--- Input records ---
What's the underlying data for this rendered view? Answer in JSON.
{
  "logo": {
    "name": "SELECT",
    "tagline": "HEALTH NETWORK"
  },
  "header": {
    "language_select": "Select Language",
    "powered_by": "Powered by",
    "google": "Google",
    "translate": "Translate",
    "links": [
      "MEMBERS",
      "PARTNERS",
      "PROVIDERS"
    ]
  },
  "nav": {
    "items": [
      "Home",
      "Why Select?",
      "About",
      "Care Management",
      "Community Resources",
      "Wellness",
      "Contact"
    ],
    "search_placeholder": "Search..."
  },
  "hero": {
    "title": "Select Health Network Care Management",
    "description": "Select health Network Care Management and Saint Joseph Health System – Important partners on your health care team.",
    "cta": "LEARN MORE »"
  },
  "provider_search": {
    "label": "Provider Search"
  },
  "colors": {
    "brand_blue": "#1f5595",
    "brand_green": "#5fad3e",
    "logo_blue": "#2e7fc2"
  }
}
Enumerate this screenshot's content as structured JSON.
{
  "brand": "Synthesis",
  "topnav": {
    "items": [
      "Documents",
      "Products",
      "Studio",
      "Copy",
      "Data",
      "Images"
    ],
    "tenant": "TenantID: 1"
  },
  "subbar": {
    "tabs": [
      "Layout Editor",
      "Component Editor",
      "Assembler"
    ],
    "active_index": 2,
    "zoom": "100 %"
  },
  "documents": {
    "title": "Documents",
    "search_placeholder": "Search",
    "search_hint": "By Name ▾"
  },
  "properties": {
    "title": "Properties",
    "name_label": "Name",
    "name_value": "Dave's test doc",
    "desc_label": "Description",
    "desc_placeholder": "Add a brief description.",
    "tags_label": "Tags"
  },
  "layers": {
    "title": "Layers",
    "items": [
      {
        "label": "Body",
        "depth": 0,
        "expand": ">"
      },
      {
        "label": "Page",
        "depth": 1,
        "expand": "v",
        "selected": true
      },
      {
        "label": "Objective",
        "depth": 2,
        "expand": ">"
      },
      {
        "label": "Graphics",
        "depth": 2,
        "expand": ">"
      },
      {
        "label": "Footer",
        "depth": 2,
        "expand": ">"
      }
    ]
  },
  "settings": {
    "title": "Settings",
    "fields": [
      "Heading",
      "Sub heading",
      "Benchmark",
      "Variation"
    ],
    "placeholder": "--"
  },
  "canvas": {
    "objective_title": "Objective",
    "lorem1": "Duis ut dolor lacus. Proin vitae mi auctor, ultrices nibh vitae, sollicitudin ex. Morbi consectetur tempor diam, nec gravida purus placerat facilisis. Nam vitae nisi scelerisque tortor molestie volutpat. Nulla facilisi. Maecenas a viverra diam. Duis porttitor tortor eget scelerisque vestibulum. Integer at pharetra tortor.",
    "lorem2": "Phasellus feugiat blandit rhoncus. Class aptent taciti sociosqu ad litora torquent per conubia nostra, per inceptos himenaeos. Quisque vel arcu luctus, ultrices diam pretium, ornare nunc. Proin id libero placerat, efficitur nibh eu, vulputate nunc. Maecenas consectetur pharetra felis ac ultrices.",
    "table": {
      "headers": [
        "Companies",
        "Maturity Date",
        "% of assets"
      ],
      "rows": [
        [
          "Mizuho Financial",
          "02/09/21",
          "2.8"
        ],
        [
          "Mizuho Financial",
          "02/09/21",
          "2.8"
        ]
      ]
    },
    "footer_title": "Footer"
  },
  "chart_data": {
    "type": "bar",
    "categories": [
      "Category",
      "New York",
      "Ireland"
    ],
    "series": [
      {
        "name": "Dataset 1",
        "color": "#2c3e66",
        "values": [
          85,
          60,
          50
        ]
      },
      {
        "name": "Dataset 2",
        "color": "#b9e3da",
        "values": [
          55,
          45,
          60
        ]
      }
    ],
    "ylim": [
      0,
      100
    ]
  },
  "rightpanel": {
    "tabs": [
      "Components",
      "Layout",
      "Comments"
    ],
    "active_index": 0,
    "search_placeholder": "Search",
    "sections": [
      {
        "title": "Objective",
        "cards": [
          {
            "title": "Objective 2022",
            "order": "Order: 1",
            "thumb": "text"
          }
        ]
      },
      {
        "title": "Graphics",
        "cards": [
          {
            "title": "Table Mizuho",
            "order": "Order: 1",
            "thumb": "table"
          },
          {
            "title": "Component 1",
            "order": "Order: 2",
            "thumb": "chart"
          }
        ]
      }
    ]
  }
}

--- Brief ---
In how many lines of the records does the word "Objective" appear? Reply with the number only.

--- Problem solution ---
4